YOUR INSTRUCTIONS » Copy out every line of the data where the word "JSON" is found.
----
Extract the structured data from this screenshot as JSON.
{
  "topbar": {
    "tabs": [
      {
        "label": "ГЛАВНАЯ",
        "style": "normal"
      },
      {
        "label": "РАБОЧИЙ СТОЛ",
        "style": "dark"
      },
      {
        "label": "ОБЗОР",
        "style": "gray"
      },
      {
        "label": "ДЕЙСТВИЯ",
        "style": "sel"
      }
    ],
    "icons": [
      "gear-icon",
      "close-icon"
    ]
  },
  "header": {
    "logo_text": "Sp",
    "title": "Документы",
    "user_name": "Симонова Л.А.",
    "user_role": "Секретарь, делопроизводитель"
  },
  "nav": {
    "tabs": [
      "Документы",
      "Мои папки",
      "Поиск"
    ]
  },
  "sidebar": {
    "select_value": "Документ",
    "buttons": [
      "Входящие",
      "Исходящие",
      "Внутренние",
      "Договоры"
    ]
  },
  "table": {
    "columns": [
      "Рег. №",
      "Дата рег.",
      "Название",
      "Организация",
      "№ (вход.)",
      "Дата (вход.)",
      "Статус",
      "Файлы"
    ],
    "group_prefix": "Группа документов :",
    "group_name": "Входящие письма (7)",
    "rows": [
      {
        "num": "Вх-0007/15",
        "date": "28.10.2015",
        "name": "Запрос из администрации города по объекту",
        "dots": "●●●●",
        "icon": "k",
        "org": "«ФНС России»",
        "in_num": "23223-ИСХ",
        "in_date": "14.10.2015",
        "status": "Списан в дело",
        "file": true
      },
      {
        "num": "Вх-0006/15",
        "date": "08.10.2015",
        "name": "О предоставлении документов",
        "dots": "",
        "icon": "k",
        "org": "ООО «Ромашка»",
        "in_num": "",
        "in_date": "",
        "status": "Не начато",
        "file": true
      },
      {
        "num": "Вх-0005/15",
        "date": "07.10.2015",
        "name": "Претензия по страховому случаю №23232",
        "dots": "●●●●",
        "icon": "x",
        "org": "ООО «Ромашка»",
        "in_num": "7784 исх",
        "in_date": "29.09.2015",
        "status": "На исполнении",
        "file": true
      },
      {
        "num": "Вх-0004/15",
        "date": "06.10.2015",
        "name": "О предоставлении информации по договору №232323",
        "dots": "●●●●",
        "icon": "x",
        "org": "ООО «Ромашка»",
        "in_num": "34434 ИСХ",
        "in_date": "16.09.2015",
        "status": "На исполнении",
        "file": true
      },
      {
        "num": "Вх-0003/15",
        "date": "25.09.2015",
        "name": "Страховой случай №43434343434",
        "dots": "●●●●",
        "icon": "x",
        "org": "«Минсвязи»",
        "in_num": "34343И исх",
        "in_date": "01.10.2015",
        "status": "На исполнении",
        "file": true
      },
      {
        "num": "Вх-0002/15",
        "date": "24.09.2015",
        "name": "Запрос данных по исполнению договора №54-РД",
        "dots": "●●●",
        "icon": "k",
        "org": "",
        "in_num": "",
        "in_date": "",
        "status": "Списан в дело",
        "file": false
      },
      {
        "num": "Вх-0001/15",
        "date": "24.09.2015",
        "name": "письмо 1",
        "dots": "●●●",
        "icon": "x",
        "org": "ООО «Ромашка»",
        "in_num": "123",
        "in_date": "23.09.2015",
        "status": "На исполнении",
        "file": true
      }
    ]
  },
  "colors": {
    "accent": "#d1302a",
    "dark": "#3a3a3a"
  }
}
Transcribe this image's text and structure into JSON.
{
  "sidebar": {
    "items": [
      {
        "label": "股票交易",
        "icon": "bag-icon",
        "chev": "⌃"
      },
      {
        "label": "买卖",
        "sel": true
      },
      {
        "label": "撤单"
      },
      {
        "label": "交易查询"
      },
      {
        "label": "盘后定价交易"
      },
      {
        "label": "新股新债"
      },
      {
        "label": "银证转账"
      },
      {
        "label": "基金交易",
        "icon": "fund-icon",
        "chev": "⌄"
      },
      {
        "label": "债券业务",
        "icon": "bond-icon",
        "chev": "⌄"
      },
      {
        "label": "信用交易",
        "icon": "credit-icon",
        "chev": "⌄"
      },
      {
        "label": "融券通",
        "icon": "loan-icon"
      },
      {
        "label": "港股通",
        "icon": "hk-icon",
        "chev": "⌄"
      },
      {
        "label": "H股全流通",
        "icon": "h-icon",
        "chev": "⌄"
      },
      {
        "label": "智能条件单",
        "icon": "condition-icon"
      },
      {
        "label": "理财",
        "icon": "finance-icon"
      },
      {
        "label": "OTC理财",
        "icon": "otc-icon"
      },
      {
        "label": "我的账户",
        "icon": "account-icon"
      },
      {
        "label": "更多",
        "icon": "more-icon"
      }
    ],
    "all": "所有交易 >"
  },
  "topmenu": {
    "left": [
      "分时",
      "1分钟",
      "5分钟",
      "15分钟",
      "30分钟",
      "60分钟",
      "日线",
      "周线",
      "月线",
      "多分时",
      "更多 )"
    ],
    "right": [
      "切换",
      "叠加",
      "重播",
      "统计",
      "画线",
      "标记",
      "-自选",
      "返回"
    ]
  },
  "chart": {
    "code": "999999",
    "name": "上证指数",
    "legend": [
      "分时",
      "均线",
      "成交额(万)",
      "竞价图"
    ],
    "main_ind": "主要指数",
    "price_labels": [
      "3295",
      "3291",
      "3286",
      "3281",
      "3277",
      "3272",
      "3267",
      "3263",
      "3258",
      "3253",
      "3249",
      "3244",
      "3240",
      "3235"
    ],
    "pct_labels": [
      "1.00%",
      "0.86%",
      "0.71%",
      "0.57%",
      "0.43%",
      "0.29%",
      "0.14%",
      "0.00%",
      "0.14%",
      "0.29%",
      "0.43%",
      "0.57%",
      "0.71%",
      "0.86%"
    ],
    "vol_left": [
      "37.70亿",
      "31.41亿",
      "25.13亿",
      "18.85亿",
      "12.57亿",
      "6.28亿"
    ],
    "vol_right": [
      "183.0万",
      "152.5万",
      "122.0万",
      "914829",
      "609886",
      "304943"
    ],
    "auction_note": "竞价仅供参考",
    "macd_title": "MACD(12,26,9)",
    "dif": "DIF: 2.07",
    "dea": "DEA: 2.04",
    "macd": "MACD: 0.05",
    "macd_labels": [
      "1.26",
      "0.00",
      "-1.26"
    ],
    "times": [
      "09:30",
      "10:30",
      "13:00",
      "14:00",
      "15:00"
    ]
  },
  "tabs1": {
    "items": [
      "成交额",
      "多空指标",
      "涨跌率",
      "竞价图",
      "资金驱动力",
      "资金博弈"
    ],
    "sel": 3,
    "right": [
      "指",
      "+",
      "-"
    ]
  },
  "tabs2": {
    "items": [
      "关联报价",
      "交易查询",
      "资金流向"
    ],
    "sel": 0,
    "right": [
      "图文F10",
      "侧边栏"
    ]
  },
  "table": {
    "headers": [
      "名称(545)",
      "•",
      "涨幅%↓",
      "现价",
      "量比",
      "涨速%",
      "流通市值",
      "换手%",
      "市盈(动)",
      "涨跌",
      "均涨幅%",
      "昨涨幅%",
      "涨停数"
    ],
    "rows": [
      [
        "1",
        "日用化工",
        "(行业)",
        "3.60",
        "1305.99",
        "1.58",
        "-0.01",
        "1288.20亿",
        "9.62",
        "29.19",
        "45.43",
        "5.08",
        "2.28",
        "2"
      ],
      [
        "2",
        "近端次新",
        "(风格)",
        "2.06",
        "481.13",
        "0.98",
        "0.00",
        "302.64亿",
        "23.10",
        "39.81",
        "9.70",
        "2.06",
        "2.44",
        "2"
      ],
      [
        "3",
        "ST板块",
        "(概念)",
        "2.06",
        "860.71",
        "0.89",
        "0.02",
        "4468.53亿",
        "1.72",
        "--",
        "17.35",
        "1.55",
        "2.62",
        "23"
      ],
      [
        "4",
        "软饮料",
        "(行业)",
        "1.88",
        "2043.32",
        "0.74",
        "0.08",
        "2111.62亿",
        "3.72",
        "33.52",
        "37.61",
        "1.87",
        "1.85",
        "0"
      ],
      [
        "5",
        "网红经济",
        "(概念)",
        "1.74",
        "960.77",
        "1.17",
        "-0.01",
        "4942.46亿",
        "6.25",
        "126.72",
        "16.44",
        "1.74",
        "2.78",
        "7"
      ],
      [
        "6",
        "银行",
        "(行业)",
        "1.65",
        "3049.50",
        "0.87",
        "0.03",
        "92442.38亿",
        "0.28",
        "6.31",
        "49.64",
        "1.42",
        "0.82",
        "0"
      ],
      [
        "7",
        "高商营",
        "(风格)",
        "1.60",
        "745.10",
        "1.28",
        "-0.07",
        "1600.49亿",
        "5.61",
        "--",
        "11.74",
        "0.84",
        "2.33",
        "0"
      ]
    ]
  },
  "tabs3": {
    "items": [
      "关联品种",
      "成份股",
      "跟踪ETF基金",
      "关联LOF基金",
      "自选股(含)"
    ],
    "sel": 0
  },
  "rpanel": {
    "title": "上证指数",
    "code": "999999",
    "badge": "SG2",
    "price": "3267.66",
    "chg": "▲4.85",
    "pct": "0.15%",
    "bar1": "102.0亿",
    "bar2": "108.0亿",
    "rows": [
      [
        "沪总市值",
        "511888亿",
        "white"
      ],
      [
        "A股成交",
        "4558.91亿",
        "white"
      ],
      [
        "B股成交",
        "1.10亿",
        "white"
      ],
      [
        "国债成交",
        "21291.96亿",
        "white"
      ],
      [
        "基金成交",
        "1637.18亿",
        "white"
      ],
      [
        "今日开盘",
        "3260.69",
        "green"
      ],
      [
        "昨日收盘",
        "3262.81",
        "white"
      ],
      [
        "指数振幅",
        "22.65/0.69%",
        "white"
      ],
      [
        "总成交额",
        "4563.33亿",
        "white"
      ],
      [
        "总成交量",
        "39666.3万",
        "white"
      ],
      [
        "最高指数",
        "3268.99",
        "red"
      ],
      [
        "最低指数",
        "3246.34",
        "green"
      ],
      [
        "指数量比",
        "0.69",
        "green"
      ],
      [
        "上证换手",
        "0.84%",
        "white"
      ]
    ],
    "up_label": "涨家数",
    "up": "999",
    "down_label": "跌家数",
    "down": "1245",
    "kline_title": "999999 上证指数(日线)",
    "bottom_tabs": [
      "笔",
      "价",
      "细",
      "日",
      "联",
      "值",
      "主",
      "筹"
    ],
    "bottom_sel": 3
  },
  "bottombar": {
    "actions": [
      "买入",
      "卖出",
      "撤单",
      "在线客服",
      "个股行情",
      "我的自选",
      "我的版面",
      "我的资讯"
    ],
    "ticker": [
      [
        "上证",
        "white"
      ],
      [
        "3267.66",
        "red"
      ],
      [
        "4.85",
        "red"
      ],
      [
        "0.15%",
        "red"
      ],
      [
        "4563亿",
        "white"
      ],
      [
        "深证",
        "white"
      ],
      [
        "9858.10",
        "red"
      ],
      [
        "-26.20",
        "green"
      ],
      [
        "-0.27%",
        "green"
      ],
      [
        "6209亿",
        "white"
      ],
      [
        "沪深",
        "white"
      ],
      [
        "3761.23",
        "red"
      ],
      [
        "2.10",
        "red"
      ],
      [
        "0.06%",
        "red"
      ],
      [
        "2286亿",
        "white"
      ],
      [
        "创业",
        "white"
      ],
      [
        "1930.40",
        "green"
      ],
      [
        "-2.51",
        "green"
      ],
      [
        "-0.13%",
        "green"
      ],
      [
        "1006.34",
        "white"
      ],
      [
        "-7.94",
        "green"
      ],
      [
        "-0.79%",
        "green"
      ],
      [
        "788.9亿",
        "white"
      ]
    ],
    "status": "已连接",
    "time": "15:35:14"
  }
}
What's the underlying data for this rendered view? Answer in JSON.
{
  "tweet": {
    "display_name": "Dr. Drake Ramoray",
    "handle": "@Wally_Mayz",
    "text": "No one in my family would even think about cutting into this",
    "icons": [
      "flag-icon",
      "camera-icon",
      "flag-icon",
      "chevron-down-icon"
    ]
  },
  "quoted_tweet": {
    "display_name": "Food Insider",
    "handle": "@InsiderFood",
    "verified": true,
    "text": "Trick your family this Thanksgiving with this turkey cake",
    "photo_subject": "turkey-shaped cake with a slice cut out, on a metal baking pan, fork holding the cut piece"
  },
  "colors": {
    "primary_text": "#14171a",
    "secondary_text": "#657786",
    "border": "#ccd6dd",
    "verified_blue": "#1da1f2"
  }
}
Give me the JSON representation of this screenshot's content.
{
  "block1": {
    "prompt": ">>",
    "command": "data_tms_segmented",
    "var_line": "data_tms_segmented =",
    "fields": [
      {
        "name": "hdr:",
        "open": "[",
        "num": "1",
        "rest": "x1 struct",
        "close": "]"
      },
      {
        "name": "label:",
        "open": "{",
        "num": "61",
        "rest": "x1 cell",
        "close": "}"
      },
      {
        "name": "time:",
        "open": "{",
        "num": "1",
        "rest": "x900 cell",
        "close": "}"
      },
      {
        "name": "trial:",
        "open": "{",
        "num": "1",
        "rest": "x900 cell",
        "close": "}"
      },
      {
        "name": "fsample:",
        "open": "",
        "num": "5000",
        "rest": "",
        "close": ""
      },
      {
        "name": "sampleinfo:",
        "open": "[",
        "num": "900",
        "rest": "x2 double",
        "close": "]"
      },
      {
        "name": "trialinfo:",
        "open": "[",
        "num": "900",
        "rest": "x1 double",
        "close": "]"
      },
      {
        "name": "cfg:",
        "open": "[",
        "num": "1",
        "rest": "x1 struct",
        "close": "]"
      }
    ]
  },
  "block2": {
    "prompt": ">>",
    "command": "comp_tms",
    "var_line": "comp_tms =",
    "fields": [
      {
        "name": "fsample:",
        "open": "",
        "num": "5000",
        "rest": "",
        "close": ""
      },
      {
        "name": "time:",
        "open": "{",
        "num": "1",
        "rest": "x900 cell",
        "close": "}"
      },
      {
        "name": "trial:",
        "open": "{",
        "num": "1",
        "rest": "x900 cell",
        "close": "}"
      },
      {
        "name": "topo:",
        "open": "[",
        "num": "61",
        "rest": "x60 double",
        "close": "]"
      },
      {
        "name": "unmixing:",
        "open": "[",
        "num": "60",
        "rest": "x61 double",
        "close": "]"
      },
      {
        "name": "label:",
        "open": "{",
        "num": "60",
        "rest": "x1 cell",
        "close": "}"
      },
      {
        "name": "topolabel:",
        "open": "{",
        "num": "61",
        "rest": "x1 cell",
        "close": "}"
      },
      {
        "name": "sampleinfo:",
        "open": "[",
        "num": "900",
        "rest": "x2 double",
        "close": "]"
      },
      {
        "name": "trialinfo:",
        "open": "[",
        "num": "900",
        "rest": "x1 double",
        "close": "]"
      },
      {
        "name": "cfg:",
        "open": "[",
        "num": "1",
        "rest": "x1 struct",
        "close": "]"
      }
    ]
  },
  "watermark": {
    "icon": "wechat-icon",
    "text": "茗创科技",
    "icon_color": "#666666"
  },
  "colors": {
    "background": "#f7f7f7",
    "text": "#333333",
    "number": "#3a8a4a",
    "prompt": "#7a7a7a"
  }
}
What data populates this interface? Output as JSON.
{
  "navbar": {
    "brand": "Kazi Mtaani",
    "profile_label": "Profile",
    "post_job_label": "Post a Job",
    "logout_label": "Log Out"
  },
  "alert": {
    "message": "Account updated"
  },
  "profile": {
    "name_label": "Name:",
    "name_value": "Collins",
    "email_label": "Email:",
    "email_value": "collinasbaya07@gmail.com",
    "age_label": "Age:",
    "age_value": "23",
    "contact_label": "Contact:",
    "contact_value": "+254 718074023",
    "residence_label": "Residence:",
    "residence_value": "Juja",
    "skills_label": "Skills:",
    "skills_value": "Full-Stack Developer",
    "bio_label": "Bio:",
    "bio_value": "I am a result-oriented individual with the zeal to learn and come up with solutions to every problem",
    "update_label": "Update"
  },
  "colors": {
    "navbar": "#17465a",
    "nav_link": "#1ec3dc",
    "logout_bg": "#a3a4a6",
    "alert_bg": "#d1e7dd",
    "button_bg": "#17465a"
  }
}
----
WRITTEN SOLUTION »
Extract the structured data from this screenshot as JSON.
Transcribe this image's text and structure into JSON.
What's the underlying data for this rendered view? Answer in JSON.
Give me the JSON representation of this screenshot's content.
What data populates this interface? Output as JSON.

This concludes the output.